Bronze has been used extensively and diversely in Soviet sculpture (Peasant Woman by V. I. Mukhina, 1927; The Cobblestone Is the Weapon of the Proletariat by I. D. Shadr, 1927; a number of portrait works by S. D. Lebedeva, cast in bronze by the master craftsman V. V. Luk’ianov during the 1940’s to 1960’s, all in the Tret’iakov Gallery; Female Figure by A. T. Matveev, 1937, Russian Museum, Leningrad; and a considerable proportion of the monuments located in many cities of the USSR).
REFERENCESVeiner, P. O bronze. Petrograd, 1923.
Rybakov, B. Remeslo drevnei Rusi. Moscow, 1948.
Rubtsov, N. N. V. P. Ekimov i P. K. Klodt—vydaiushchiesia mastera russkogo khudozhestvennogo lit’ia. Moscow, 1950.
Levinson, N. R., and L. N. Goncharova. Russkaia khudozhestvennaia bronza. Moscow, 1958.
Lüer, N. Technik der Bronzeplastik. Leipzig, 1902.
Schottmüller, F. Bronze: Statuetten und Geräte. Berlin, 1921.
Charbonneaux, J. Les bronzes grecs. Paris, 1958.
Dexel, T. Les bronzes chinois. Paris, 1959.
Landais, H. Les bronzes italiens de la Renaissance. Paris, 1958.
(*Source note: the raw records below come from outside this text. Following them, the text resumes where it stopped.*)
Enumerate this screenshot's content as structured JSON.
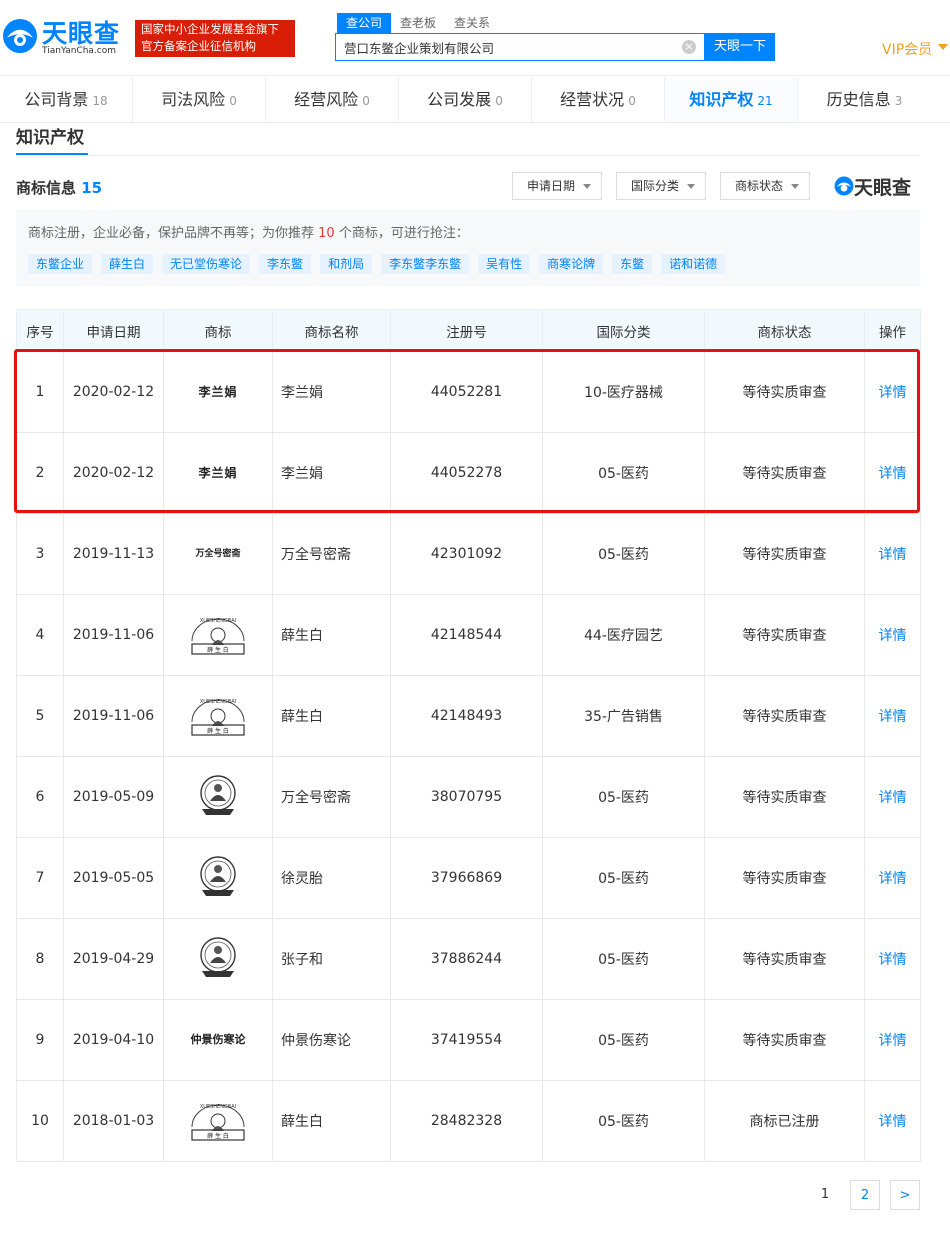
{
  "header": {
    "logo_text": "天眼查",
    "logo_sub": "TianYanCha.com",
    "badge_line1": "国家中小企业发展基金旗下",
    "badge_line2": "官方备案企业征信机构",
    "search_tabs": [
      "查公司",
      "查老板",
      "查关系"
    ],
    "search_value": "营口东鳖企业策划有限公司",
    "search_button": "天眼一下",
    "vip": "VIP会员"
  },
  "nav": [
    {
      "label": "公司背景",
      "count": "18"
    },
    {
      "label": "司法风险",
      "count": "0"
    },
    {
      "label": "经营风险",
      "count": "0"
    },
    {
      "label": "公司发展",
      "count": "0"
    },
    {
      "label": "经营状况",
      "count": "0"
    },
    {
      "label": "知识产权",
      "count": "21"
    },
    {
      "label": "历史信息",
      "count": "3"
    }
  ],
  "section": {
    "title": "知识产权",
    "tm_title": "商标信息",
    "tm_count": "15",
    "filters": [
      "申请日期",
      "国际分类",
      "商标状态"
    ],
    "brand_logo": "天眼查"
  },
  "recommend": {
    "text_before": "商标注册，企业必备，保护品牌不再等；为你推荐 ",
    "count": "10",
    "text_after": " 个商标，可进行抢注：",
    "tags": [
      "东鳖企业",
      "薛生白",
      "无已堂伤寒论",
      "李东鳖",
      "和剂局",
      "李东鳖李东鳖",
      "吴有性",
      "商寒论牌",
      "东鳖",
      "诺和诺德"
    ]
  },
  "table": {
    "headers": [
      "序号",
      "申请日期",
      "商标",
      "商标名称",
      "注册号",
      "国际分类",
      "商标状态",
      "操作"
    ],
    "rows": [
      {
        "no": "1",
        "date": "2020-02-12",
        "logo": "text-li",
        "logo_text": "李兰娟",
        "name": "李兰娟",
        "reg": "44052281",
        "cls": "10-医疗器械",
        "status": "等待实质审查",
        "op": "详情"
      },
      {
        "no": "2",
        "date": "2020-02-12",
        "logo": "text-li",
        "logo_text": "李兰娟",
        "name": "李兰娟",
        "reg": "44052278",
        "cls": "05-医药",
        "status": "等待实质审查",
        "op": "详情"
      },
      {
        "no": "3",
        "date": "2019-11-13",
        "logo": "text-small",
        "logo_text": "万全号密斋",
        "name": "万全号密斋",
        "reg": "42301092",
        "cls": "05-医药",
        "status": "等待实质审查",
        "op": "详情"
      },
      {
        "no": "4",
        "date": "2019-11-06",
        "logo": "xue",
        "logo_text": "",
        "name": "薛生白",
        "reg": "42148544",
        "cls": "44-医疗园艺",
        "status": "等待实质审查",
        "op": "详情"
      },
      {
        "no": "5",
        "date": "2019-11-06",
        "logo": "xue",
        "logo_text": "",
        "name": "薛生白",
        "reg": "42148493",
        "cls": "35-广告销售",
        "status": "等待实质审查",
        "op": "详情"
      },
      {
        "no": "6",
        "date": "2019-05-09",
        "logo": "round",
        "logo_text": "",
        "name": "万全号密斋",
        "reg": "38070795",
        "cls": "05-医药",
        "status": "等待实质审查",
        "op": "详情"
      },
      {
        "no": "7",
        "date": "2019-05-05",
        "logo": "round",
        "logo_text": "",
        "name": "徐灵胎",
        "reg": "37966869",
        "cls": "05-医药",
        "status": "等待实质审查",
        "op": "详情"
      },
      {
        "no": "8",
        "date": "2019-04-29",
        "logo": "round",
        "logo_text": "",
        "name": "张子和",
        "reg": "37886244",
        "cls": "05-医药",
        "status": "等待实质审查",
        "op": "详情"
      },
      {
        "no": "9",
        "date": "2019-04-10",
        "logo": "text-zhong",
        "logo_text": "仲景伤寒论",
        "name": "仲景伤寒论",
        "reg": "37419554",
        "cls": "05-医药",
        "status": "等待实质审查",
        "op": "详情"
      },
      {
        "no": "10",
        "date": "2018-01-03",
        "logo": "xue",
        "logo_text": "",
        "name": "薛生白",
        "reg": "28482328",
        "cls": "05-医药",
        "status": "商标已注册",
        "op": "详情"
      }
    ]
  },
  "pagination": {
    "current": "1",
    "next_page": "2",
    "next": ">"
  },
  "colors": {
    "accent": "#0084ff",
    "highlight": "#e8120c",
    "badge": "#d81e06"
  }
}
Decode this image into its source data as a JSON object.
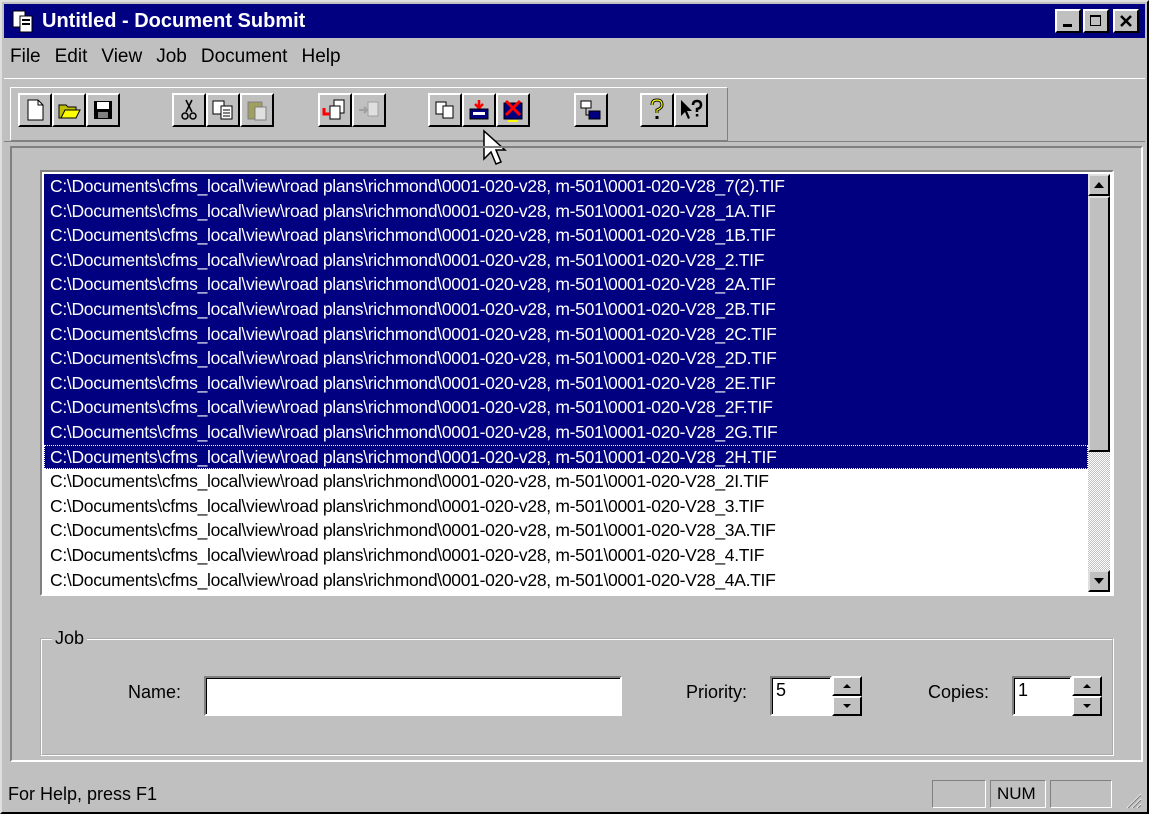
{
  "window": {
    "title": "Untitled - Document Submit"
  },
  "menu": [
    {
      "label": "File"
    },
    {
      "label": "Edit"
    },
    {
      "label": "View"
    },
    {
      "label": "Job"
    },
    {
      "label": "Document"
    },
    {
      "label": "Help"
    }
  ],
  "toolbar": {
    "buttons": [
      "new-icon",
      "open-icon",
      "save-icon",
      "cut-icon",
      "copy-icon",
      "paste-icon",
      "add-document-icon",
      "remove-document-icon",
      "duplicate-icon",
      "submit-icon",
      "clear-icon",
      "properties-icon",
      "help-icon",
      "context-help-icon"
    ]
  },
  "list": {
    "items": [
      {
        "text": "C:\\Documents\\cfms_local\\view\\road plans\\richmond\\0001-020-v28, m-501\\0001-020-V28_7(2).TIF",
        "selected": true
      },
      {
        "text": "C:\\Documents\\cfms_local\\view\\road plans\\richmond\\0001-020-v28, m-501\\0001-020-V28_1A.TIF",
        "selected": true
      },
      {
        "text": "C:\\Documents\\cfms_local\\view\\road plans\\richmond\\0001-020-v28, m-501\\0001-020-V28_1B.TIF",
        "selected": true
      },
      {
        "text": "C:\\Documents\\cfms_local\\view\\road plans\\richmond\\0001-020-v28, m-501\\0001-020-V28_2.TIF",
        "selected": true
      },
      {
        "text": "C:\\Documents\\cfms_local\\view\\road plans\\richmond\\0001-020-v28, m-501\\0001-020-V28_2A.TIF",
        "selected": true
      },
      {
        "text": "C:\\Documents\\cfms_local\\view\\road plans\\richmond\\0001-020-v28, m-501\\0001-020-V28_2B.TIF",
        "selected": true
      },
      {
        "text": "C:\\Documents\\cfms_local\\view\\road plans\\richmond\\0001-020-v28, m-501\\0001-020-V28_2C.TIF",
        "selected": true
      },
      {
        "text": "C:\\Documents\\cfms_local\\view\\road plans\\richmond\\0001-020-v28, m-501\\0001-020-V28_2D.TIF",
        "selected": true
      },
      {
        "text": "C:\\Documents\\cfms_local\\view\\road plans\\richmond\\0001-020-v28, m-501\\0001-020-V28_2E.TIF",
        "selected": true
      },
      {
        "text": "C:\\Documents\\cfms_local\\view\\road plans\\richmond\\0001-020-v28, m-501\\0001-020-V28_2F.TIF",
        "selected": true
      },
      {
        "text": "C:\\Documents\\cfms_local\\view\\road plans\\richmond\\0001-020-v28, m-501\\0001-020-V28_2G.TIF",
        "selected": true
      },
      {
        "text": "C:\\Documents\\cfms_local\\view\\road plans\\richmond\\0001-020-v28, m-501\\0001-020-V28_2H.TIF",
        "selected": true,
        "focused": true
      },
      {
        "text": "C:\\Documents\\cfms_local\\view\\road plans\\richmond\\0001-020-v28, m-501\\0001-020-V28_2I.TIF",
        "selected": false
      },
      {
        "text": "C:\\Documents\\cfms_local\\view\\road plans\\richmond\\0001-020-v28, m-501\\0001-020-V28_3.TIF",
        "selected": false
      },
      {
        "text": "C:\\Documents\\cfms_local\\view\\road plans\\richmond\\0001-020-v28, m-501\\0001-020-V28_3A.TIF",
        "selected": false
      },
      {
        "text": "C:\\Documents\\cfms_local\\view\\road plans\\richmond\\0001-020-v28, m-501\\0001-020-V28_4.TIF",
        "selected": false
      },
      {
        "text": "C:\\Documents\\cfms_local\\view\\road plans\\richmond\\0001-020-v28, m-501\\0001-020-V28_4A.TIF",
        "selected": false
      }
    ]
  },
  "job": {
    "group_label": "Job",
    "name_label": "Name:",
    "name_value": "",
    "priority_label": "Priority:",
    "priority_value": "5",
    "copies_label": "Copies:",
    "copies_value": "1"
  },
  "status": {
    "text": "For Help, press F1",
    "indicators": [
      "",
      "NUM",
      ""
    ]
  },
  "colors": {
    "selection": "#000080",
    "titlebar": "#000080",
    "face": "#c0c0c0"
  }
}
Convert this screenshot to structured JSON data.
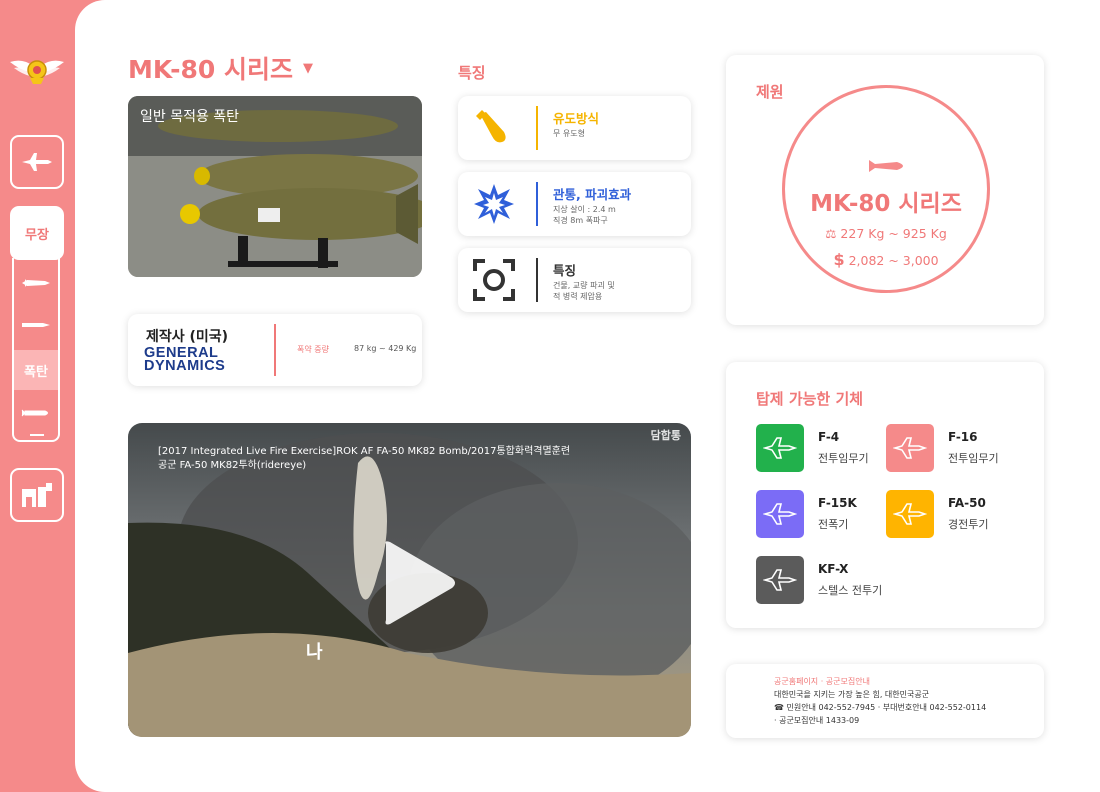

Weihrauch, H. R. Europäische Bronze-Statuetten 15-18. Jahrhundert. Braunschweig .
I. M. GLOZMAN